This is a feature of every published series of scuba diving fatalities that I have read (there are plenty more in the literature) and has been remarked on by many investigators. This is the message that I wish to emphasise – divers do NOT ditch their weight belt in an emergency.
This reflects a failure of current teaching methods by the dive training agencies and it is time that they reconsidered how this aspect of emergency training is taught and emphasised during their courses. I believe that it could/should be a component repeated in every single skills course and at every level subsequent to basic Open Water, including Instructor courses. It needs to be repeated time and time again if such a potentially life-saving action is to become a properly learned response to a major incident underwater or on the surface. The data have been there for all to see for many years. How the agencies resolve this problem needs their close attention. I challenge them that it is time to rethink this component of diver training.
I also list below an earlier report of New Zealand diving fatalities by Peter Lewis that readers may be interested to chase up. (5)
Assoc. Professor (ret’d) Mike Davis, MD, FANZCA, Cert DHM (ANZCA)
Formerly Medical Director, the Hyperbaric Medicine Unit, Christchurch Hospital.
1. Lippmann J, Lawrence CL, Wodak T, Fock A, Jamieson S, Walker D, Harris R. Provisional report on diving-related fatalities in Australian waters 2010. Diving and Hyperbaric Medicine. 2015; 45(3): 154–175. (Available on application to firstname.lastname@example.org)

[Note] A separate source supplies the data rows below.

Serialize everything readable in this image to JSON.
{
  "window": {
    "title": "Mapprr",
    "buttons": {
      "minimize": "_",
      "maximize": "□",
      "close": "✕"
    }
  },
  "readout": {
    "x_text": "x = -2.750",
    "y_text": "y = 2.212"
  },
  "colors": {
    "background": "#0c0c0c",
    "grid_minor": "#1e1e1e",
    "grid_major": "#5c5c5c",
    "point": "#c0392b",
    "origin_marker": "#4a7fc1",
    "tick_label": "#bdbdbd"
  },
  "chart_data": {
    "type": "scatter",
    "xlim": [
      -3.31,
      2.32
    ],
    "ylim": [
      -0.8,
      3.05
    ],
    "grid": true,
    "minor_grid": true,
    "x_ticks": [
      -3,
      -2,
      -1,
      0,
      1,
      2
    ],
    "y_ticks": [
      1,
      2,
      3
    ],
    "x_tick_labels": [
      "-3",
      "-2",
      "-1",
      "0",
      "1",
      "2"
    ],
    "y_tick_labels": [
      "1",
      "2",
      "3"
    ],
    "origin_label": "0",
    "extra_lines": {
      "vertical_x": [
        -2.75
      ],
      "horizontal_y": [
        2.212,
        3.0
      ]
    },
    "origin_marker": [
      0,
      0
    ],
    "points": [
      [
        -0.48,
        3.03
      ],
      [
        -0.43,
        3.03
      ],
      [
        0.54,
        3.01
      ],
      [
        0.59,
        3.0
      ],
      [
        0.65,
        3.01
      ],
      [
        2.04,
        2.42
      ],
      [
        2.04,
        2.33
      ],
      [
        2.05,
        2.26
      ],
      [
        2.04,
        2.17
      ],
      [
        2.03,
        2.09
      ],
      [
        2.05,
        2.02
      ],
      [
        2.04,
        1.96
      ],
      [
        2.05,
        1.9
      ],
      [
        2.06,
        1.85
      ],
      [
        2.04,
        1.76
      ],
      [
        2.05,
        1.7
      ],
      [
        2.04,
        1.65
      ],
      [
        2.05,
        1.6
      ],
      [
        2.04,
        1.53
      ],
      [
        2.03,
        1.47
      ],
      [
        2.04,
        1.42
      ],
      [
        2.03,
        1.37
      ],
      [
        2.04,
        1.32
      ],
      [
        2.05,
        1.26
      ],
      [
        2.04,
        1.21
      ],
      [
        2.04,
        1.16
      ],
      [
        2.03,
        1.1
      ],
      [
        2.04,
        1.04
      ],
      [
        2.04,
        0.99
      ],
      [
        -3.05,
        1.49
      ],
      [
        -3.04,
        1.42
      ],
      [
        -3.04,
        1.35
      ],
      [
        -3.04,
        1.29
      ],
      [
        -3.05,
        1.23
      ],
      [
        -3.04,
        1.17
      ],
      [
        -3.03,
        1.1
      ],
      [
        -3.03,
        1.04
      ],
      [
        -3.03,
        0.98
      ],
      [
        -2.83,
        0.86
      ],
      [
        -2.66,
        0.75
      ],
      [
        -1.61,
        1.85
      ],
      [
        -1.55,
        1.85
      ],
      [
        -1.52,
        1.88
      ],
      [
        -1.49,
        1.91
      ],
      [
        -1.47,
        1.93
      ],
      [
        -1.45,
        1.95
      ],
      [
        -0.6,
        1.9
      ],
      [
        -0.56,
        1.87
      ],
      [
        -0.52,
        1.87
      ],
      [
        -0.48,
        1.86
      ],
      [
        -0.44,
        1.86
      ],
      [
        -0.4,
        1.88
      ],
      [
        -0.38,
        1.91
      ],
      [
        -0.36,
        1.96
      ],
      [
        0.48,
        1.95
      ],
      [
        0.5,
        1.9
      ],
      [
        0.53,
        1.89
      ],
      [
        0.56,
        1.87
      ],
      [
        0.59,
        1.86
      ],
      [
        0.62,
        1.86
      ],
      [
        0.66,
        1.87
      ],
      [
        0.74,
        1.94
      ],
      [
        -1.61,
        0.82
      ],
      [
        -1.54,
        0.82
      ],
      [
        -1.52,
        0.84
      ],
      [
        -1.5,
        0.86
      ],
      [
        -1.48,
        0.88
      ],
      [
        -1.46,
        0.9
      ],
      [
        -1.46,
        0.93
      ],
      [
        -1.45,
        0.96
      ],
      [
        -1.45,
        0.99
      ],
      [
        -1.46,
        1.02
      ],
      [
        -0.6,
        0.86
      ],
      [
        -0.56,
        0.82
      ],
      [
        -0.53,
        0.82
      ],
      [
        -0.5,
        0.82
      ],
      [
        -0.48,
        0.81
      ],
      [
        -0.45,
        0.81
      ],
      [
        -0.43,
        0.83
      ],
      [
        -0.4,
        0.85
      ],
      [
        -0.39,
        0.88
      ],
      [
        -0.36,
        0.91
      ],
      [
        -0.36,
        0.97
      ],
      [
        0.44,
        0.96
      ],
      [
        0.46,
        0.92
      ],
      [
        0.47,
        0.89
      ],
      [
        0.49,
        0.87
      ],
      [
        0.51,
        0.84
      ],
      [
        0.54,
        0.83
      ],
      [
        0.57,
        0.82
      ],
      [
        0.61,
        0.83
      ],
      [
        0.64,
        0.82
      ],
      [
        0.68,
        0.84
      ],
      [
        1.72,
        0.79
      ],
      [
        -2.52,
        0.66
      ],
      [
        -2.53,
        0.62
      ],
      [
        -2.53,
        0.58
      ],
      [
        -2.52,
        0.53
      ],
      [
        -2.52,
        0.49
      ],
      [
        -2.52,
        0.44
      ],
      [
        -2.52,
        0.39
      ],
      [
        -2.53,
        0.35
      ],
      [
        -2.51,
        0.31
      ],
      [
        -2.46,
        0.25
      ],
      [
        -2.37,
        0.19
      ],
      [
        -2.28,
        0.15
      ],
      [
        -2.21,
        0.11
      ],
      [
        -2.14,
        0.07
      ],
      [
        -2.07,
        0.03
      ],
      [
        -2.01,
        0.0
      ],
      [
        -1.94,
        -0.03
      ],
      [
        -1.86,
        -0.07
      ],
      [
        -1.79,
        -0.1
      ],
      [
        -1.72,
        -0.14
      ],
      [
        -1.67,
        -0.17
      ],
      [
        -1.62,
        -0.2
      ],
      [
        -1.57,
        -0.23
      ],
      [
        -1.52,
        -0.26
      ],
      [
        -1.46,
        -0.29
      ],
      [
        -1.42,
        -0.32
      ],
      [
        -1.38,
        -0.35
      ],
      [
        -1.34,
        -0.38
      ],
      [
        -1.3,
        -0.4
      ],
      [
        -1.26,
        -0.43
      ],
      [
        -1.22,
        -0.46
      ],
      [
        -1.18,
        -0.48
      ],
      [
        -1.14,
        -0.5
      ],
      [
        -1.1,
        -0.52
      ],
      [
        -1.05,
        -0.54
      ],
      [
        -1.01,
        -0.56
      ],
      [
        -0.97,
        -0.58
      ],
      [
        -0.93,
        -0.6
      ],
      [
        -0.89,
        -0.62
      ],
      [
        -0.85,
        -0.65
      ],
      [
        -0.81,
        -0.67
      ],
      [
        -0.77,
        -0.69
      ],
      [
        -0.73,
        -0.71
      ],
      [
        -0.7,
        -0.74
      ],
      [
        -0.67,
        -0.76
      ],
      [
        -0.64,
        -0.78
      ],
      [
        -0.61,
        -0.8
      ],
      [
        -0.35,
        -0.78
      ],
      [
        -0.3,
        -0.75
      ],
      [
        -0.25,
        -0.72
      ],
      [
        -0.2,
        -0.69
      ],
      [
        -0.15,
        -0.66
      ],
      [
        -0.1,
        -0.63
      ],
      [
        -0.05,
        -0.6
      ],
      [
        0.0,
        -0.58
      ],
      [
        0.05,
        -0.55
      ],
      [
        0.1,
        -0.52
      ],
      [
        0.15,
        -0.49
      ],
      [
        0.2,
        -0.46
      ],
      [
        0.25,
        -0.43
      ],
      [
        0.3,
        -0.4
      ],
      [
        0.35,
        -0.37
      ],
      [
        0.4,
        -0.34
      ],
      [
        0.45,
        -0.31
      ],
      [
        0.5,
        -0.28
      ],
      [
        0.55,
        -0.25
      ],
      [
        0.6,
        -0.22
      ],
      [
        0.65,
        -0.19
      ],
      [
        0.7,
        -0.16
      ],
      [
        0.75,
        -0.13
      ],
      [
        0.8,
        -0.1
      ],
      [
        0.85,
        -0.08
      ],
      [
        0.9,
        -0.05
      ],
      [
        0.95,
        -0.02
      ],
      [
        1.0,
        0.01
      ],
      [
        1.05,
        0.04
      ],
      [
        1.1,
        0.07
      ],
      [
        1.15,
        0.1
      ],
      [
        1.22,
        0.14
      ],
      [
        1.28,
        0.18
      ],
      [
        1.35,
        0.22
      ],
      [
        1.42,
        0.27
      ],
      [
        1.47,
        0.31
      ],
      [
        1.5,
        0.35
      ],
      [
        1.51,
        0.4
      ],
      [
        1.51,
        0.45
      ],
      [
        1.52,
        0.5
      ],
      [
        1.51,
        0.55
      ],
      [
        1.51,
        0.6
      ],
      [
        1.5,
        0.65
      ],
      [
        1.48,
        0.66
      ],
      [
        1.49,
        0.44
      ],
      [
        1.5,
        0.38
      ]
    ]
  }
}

2. Davis M, Warner M, Ward B. Snorkelling and scuba diving deaths in New Zealand, 1980–2000. SPUMS Journal. 2002; 32(2): 70–80. Available at: http://archive.rubicon-foundation.org/xmlui/bitstream/handle/123456789/7670/SPUMS_V32N2_3.pdf?sequence=1
3. Vinkel J, Bak P, Hyldegaard O. Danish diving-related fatalities 1999–2012. Diving and Hyperbaric Medicine. 2016; 46(3): 142–149.
4. McClelland A. Diving-related deaths in New Zealand 2000–2006. Diving and Hyperbaric Medicine. 2007; 37(4): 174–178. Available at: http://archive.rubicon-foundation.org/xmlui/bitstream/handle/123456789/9713/DHM_N37V4_2.pdf?sequence=1
5. Lewis PRF. Skin diving fatalities in New Zealand. New Zealand Medical Journal. 1979; 89: 472–475.